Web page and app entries
◇ ◇ ◇ ◇ ◇ ◇ ◇

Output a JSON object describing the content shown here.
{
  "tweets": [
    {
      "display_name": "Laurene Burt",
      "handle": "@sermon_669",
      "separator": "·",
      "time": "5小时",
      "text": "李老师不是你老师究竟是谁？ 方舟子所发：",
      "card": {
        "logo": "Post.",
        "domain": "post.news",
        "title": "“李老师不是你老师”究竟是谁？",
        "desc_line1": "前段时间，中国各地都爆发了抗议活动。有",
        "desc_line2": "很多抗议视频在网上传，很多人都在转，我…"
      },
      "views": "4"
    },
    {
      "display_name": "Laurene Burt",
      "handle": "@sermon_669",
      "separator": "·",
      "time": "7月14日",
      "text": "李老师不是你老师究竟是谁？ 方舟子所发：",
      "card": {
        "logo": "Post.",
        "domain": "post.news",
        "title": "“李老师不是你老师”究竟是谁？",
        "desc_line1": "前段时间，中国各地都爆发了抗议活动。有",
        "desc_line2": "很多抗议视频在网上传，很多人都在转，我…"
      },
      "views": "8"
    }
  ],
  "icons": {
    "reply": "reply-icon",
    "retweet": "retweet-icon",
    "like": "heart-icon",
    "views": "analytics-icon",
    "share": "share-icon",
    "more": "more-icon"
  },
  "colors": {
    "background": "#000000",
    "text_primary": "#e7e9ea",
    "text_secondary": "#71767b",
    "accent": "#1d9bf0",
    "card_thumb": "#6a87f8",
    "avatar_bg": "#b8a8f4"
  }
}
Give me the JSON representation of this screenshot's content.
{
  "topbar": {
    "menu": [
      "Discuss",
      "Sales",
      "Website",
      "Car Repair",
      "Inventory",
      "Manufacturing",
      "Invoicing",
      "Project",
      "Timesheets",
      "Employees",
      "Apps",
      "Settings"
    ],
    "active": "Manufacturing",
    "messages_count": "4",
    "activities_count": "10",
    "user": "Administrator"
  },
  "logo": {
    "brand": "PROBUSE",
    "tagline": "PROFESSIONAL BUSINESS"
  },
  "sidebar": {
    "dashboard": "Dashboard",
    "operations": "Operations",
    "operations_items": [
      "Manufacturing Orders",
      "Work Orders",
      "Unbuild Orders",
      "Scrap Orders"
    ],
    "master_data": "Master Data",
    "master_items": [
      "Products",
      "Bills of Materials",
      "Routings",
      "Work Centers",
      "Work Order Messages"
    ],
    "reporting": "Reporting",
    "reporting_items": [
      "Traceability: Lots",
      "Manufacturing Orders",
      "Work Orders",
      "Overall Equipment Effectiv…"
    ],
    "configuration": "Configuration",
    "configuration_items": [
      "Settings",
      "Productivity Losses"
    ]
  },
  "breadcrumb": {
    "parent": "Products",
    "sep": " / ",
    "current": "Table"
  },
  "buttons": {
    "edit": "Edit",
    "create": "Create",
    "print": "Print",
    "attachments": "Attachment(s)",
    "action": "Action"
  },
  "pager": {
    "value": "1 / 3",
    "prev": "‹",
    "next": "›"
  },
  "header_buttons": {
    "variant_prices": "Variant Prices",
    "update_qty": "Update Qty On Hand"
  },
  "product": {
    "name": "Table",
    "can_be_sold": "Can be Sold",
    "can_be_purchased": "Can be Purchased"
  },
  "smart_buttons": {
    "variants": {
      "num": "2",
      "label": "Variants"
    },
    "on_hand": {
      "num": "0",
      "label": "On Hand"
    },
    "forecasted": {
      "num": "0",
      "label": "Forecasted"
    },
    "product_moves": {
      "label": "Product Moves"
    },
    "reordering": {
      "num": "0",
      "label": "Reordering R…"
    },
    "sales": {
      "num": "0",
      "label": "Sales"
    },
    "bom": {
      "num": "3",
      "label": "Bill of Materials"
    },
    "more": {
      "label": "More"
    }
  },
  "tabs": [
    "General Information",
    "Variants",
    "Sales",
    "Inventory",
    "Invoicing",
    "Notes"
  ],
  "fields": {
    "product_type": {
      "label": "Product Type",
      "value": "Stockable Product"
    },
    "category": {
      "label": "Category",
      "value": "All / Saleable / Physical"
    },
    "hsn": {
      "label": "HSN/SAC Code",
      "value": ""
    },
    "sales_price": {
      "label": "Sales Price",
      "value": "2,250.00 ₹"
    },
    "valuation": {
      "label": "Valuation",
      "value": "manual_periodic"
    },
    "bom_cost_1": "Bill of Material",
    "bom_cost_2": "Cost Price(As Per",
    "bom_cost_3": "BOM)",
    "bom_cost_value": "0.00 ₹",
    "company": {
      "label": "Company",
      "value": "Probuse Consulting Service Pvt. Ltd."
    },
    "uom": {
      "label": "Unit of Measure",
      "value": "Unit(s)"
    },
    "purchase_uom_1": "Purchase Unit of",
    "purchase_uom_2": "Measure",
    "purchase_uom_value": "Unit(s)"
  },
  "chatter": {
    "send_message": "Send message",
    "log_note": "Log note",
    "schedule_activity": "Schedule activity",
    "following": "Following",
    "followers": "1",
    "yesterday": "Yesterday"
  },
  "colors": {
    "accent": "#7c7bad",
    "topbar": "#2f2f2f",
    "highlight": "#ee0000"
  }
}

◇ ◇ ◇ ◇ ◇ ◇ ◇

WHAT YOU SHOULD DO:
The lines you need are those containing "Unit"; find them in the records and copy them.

RESPONSE FOR THIS EXERCISE:
      "label": "Unit of Measure",
      "value": "Unit(s)"
    "purchase_uom_1": "Purchase Unit of",
    "purchase_uom_value": "Unit(s)"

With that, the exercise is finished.